Im Focus: BAM@Hannover Messe: innovative 3D printing method for space flight

At the Hannover Messe 2018, the Bundesanstalt für Materialforschung und-prüfung (BAM) will show how, in the future, astronauts could produce their own tools or spare parts in zero gravity using 3D printing. This will reduce, weight and transport costs for space missions. Visitors can experience the innovative additive manufacturing process live at the fair.

Powder-based additive manufacturing in zero gravity is the name of the project in which a component is produced by applying metallic powder layers and then...

Im Focus: Molecules Brilliantly Illuminated

Physicists at the Laboratory for Attosecond Physics, which is jointly run by Ludwig-Maximilians-Universität and the Max Planck Institute of Quantum Optics, have developed a high-power laser system that generates ultrashort pulses of light covering a large share of the mid-infrared spectrum. The researchers envisage a wide range of applications for the technology – in the early diagnosis of cancer, for instance.

Molecules are the building blocks of life. Like all other organisms, we are made of them. They control our biorhythm, and they can also reflect our state of...

Im Focus: Spider silk key to new bone-fixing composite

University of Connecticut researchers have created a biodegradable composite made of silk fibers that can be used to repair broken load-bearing bones without the complications sometimes presented by other materials.

Repairing major load-bearing bones such as those in the leg can be a long and uncomfortable process.

Im Focus: Writing and deleting magnets with lasers

Study published in the journal ACS Applied Materials & Interfaces is the outcome of an international effort that included teams from Dresden and Berlin in Germany, and the US.

Scientists at the Helmholtz-Zentrum Dresden-Rossendorf (HZDR) together with colleagues from the Helmholtz-Zentrum Berlin (HZB) and the University of Virginia...

Im Focus: Gamma-ray flashes from plasma filaments

Novel highly efficient and brilliant gamma-ray source: Based on model calculations, physicists of the Max PIanck Institute for Nuclear Physics in Heidelberg propose a novel method for an efficient high-brilliance gamma-ray source.
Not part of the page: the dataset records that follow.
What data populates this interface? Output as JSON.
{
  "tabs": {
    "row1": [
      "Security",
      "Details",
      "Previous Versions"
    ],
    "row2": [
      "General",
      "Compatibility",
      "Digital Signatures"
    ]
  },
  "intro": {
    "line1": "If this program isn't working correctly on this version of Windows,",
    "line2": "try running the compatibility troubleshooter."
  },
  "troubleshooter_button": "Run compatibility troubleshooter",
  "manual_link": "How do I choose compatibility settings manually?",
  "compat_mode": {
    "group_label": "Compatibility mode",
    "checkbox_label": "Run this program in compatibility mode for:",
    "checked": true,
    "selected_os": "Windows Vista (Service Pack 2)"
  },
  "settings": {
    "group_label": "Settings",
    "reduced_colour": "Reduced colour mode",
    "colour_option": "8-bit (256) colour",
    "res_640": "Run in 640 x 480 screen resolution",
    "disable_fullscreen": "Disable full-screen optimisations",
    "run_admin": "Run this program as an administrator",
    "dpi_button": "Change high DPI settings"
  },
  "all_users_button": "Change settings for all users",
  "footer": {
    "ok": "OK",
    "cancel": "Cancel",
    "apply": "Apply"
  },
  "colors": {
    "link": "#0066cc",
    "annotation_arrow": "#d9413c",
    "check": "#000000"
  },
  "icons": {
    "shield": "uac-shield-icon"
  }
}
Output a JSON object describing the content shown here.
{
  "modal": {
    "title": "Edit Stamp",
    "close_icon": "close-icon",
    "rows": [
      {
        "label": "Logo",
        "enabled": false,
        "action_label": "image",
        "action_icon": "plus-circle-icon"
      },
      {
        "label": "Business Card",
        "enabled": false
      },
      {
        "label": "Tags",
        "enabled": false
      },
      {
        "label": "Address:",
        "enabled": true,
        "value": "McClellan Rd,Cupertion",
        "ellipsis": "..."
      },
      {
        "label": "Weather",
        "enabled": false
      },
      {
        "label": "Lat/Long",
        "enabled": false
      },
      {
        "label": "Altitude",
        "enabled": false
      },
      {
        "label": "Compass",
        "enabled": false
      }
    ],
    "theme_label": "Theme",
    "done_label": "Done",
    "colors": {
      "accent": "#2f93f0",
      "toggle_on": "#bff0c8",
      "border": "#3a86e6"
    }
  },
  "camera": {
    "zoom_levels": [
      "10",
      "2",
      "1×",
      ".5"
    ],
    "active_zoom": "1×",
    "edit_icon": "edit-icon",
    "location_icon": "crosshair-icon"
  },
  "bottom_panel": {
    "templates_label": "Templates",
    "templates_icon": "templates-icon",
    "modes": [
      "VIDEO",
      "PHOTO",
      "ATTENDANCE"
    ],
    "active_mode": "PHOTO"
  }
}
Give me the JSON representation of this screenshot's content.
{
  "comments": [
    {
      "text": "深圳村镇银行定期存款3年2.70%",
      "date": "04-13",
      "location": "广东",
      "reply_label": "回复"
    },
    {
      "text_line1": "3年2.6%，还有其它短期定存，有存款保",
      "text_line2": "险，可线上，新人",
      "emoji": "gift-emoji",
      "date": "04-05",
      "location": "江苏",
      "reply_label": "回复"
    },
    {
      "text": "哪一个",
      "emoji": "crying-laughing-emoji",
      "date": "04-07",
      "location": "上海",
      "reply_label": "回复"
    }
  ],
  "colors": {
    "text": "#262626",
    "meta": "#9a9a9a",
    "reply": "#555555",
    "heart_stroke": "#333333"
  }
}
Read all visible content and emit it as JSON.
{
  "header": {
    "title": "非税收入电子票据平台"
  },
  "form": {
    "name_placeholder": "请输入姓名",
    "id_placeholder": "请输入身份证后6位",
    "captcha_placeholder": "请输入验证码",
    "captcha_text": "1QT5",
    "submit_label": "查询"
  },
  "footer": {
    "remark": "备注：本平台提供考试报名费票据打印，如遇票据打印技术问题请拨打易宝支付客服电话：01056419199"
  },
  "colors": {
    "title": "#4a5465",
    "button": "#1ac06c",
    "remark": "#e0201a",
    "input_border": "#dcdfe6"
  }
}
A giant collimated gamma-ray pulse is generated from the interaction of a dense ultra-relativistic electron beam with a thin solid conductor. Energetic gamma-rays are copiously produced as the electron beam splits into filaments while propagating across the conductor. The resulting gamma-ray energy and flux enable novel experiments in nuclear and fundamental physics.

The typical wavelength of light interacting with an object of the microcosm scales with the size of this object. For atoms, this ranges from visible light to...

All Focus news of the innovation-report >>>

Anzeige

Anzeige

VideoLinks
Industry & Economy
Event News

Invitation to the upcoming "Current Topics in Bioinformatics: Big Data in Genomics and Medicine"

13.04.2018 | Event News

Unique scope of UV LED technologies and applications presented in Berlin: ICULTA-2018

12.04.2018 | Event News

IWOLIA: A conference bringing together German Industrie 4.0 and French Industrie du Futur

09.04.2018 | Event News

 
Latest News

Quantum Technology for Advanced Imaging – QUILT

24.04.2018 | Information Technology

AWI researchers measure a record concentration of microplastic in arctic sea ice

24.04.2018 | Earth Sciences

Complete skin regeneration system of fish unraveled

24.04.2018 | Life Sciences

VideoLinks
Science & Research
Overview of more VideoLinks >>>